## Directions
Your answer must be the records below, repeated exactly, with every picture left out.

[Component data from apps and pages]
══════════════════════════════

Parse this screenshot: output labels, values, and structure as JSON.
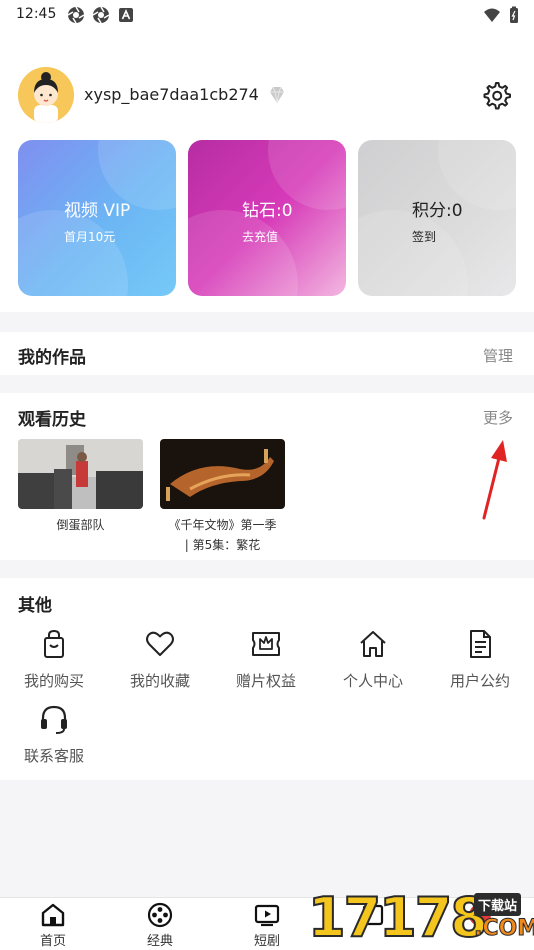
{
  "status_bar": {
    "time": "12:45"
  },
  "profile": {
    "username": "xysp_bae7daa1cb274"
  },
  "cards": [
    {
      "title": "视频 VIP",
      "subtitle": "首月10元"
    },
    {
      "title": "钻石:0",
      "subtitle": "去充值"
    },
    {
      "title": "积分:0",
      "subtitle": "签到"
    }
  ],
  "works": {
    "title": "我的作品",
    "action": "管理"
  },
  "history": {
    "title": "观看历史",
    "action": "更多",
    "items": [
      {
        "line1": "倒蛋部队",
        "line2": ""
      },
      {
        "line1": "《千年文物》第一季",
        "line2": "| 第5集：繁花"
      }
    ]
  },
  "others": {
    "title": "其他",
    "items": [
      {
        "label": "我的购买",
        "icon": "shopping-bag-icon"
      },
      {
        "label": "我的收藏",
        "icon": "heart-icon"
      },
      {
        "label": "赠片权益",
        "icon": "crown-ticket-icon"
      },
      {
        "label": "个人中心",
        "icon": "home-icon"
      },
      {
        "label": "用户公约",
        "icon": "document-icon"
      },
      {
        "label": "联系客服",
        "icon": "headset-icon"
      }
    ]
  },
  "tabbar": {
    "items": [
      {
        "label": "首页",
        "icon": "home-icon"
      },
      {
        "label": "经典",
        "icon": "film-reel-icon"
      },
      {
        "label": "短剧",
        "icon": "play-screen-icon"
      },
      {
        "label": "",
        "icon": "grid-icon"
      },
      {
        "label": "",
        "icon": "profile-icon"
      }
    ]
  },
  "watermark": {
    "number": "17178",
    "badge": "下载站",
    "domain": ".COM"
  },
  "colors": {
    "vip_card": "#6cb6f4",
    "diamond_card": "#d63ab8",
    "points_card": "#dcdcdc",
    "annotation_arrow": "#e02424"
  }
}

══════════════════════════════

## Result of the task
Parse this screenshot: output labels, values, and structure as JSON.
{
  "status_bar": {
    "time": "12:45"
  },
  "profile": {
    "username": "xysp_bae7daa1cb274"
  },
  "cards": [
    {
      "title": "视频 VIP",
      "subtitle": "首月10元"
    },
    {
      "title": "钻石:0",
      "subtitle": "去充值"
    },
    {
      "title": "积分:0",
      "subtitle": "签到"
    }
  ],
  "works": {
    "title": "我的作品",
    "action": "管理"
  },
  "history": {
    "title": "观看历史",
    "action": "更多",
    "items": [
      {
        "line1": "倒蛋部队",
        "line2": ""
      },
      {
        "line1": "《千年文物》第一季",
        "line2": "| 第5集：繁花"
      }
    ]
  },
  "others": {
    "title": "其他",
    "items": [
      {
        "label": "我的购买",
        "icon": "shopping-bag-icon"
      },
      {
        "label": "我的收藏",
        "icon": "heart-icon"
      },
      {
        "label": "赠片权益",
        "icon": "crown-ticket-icon"
      },
      {
        "label": "个人中心",
        "icon": "home-icon"
      },
      {
        "label": "用户公约",
        "icon": "document-icon"
      },
      {
        "label": "联系客服",
        "icon": "headset-icon"
      }
    ]
  },
  "tabbar": {
    "items": [
      {
        "label": "首页",
        "icon": "home-icon"
      },
      {
        "label": "经典",
        "icon": "film-reel-icon"
      },
      {
        "label": "短剧",
        "icon": "play-screen-icon"
      },
      {
        "label": "",
        "icon": "grid-icon"
      },
      {
        "label": "",
        "icon": "profile-icon"
      }
    ]
  },
  "watermark": {
    "number": "17178",
    "badge": "下载站",
    "domain": ".COM"
  },
  "colors": {
    "vip_card": "#6cb6f4",
    "diamond_card": "#d63ab8",
    "points_card": "#dcdcdc",
    "annotation_arrow": "#e02424"
  }
}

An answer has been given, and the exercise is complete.